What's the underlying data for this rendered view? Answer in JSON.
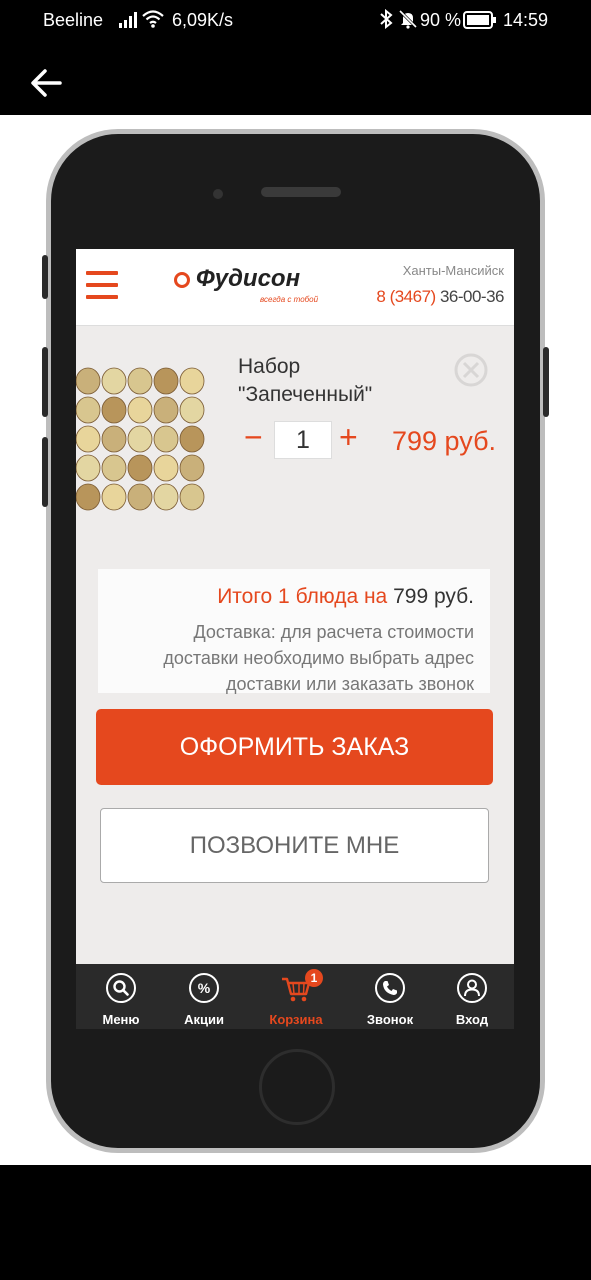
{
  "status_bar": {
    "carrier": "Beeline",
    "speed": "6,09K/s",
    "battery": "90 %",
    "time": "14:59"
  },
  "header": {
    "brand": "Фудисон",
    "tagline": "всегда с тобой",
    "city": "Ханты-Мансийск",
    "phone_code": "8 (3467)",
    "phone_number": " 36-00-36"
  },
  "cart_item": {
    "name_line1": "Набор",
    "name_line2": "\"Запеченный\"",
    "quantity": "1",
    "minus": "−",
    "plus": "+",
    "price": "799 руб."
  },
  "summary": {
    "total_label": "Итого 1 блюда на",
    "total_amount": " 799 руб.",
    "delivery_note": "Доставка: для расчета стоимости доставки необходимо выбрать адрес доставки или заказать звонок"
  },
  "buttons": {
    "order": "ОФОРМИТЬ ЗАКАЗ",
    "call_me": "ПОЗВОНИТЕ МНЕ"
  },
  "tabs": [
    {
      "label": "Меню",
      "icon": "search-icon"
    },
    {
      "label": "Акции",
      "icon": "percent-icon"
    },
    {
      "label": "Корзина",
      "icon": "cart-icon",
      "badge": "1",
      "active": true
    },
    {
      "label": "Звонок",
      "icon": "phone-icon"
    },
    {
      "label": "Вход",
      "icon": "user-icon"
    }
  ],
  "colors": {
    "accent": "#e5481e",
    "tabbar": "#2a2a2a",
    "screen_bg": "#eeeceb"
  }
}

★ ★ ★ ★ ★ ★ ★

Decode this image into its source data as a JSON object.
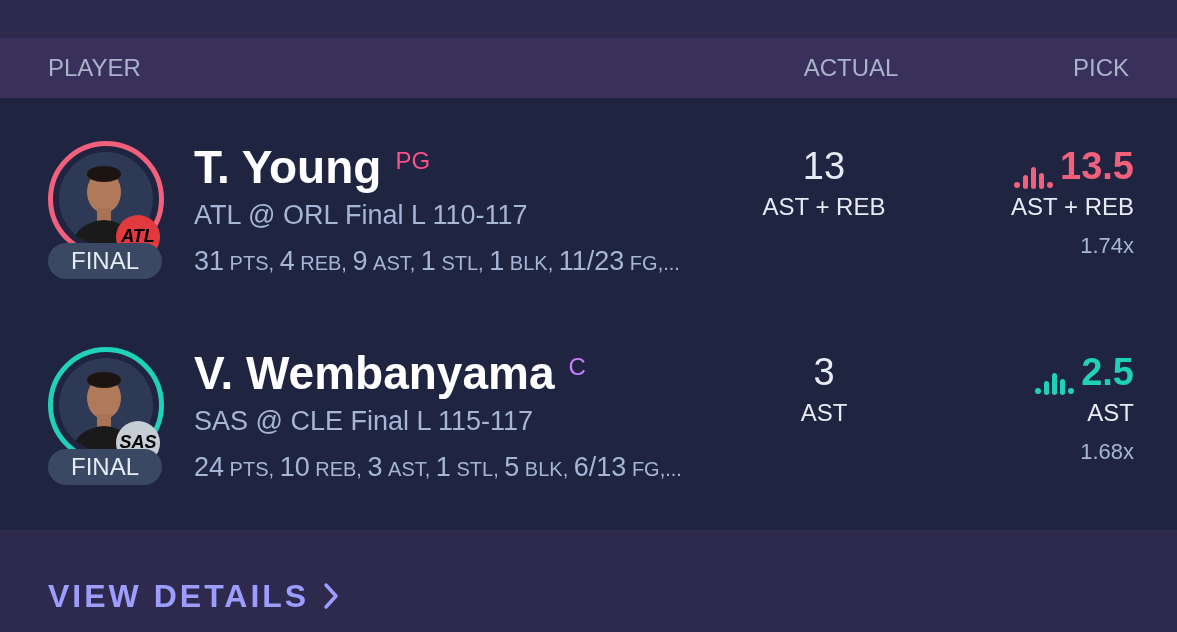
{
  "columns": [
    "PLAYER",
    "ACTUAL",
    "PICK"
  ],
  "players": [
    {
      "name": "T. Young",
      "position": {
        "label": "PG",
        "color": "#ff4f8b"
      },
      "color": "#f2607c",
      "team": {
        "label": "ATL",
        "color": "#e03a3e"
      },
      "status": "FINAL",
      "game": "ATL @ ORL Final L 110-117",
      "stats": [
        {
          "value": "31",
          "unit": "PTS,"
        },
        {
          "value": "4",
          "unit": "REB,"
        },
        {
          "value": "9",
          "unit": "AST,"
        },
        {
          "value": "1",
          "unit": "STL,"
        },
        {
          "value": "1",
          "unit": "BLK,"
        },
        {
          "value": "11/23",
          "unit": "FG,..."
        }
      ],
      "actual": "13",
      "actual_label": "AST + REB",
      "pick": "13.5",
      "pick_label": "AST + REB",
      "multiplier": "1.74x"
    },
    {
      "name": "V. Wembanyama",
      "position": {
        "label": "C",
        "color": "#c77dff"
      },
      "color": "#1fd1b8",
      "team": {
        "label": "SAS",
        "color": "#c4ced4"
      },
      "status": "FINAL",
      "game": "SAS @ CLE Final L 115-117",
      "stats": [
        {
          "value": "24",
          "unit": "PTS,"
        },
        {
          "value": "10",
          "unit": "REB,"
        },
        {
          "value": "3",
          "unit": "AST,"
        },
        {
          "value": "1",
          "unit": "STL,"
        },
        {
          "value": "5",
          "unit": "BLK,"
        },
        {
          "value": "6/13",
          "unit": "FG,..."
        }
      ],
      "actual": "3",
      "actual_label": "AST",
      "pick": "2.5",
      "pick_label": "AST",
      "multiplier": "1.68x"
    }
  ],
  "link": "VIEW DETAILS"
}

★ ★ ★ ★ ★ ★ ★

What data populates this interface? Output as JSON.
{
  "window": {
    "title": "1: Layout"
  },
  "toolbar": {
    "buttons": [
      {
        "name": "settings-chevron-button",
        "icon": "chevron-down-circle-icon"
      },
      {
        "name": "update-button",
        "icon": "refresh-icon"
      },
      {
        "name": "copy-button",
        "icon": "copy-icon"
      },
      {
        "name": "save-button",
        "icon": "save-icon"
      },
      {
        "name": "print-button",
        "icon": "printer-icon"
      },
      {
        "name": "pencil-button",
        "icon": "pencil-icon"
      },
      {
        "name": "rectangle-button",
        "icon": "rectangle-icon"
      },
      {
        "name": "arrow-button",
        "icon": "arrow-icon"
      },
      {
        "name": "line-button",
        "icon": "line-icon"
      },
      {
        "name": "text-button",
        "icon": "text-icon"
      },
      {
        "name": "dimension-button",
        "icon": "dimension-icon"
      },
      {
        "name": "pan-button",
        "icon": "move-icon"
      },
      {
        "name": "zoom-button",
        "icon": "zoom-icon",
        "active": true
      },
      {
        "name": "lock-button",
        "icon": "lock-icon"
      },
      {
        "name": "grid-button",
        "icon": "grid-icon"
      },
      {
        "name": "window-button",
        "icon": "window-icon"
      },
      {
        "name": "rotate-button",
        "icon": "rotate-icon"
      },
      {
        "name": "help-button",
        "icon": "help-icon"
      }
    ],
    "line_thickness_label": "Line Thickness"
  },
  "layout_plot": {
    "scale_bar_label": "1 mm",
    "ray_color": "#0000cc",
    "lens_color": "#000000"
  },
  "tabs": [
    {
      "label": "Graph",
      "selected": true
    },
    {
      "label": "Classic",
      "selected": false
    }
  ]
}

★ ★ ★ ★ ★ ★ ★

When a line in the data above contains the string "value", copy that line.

          "value": "31",
          "value": "4",
          "value": "9",
          "value": "1",
          "value": "1",
          "value": "11/23",
          "value": "24",
          "value": "10",
          "value": "3",
          "value": "1",
          "value": "5",
          "value": "6/13",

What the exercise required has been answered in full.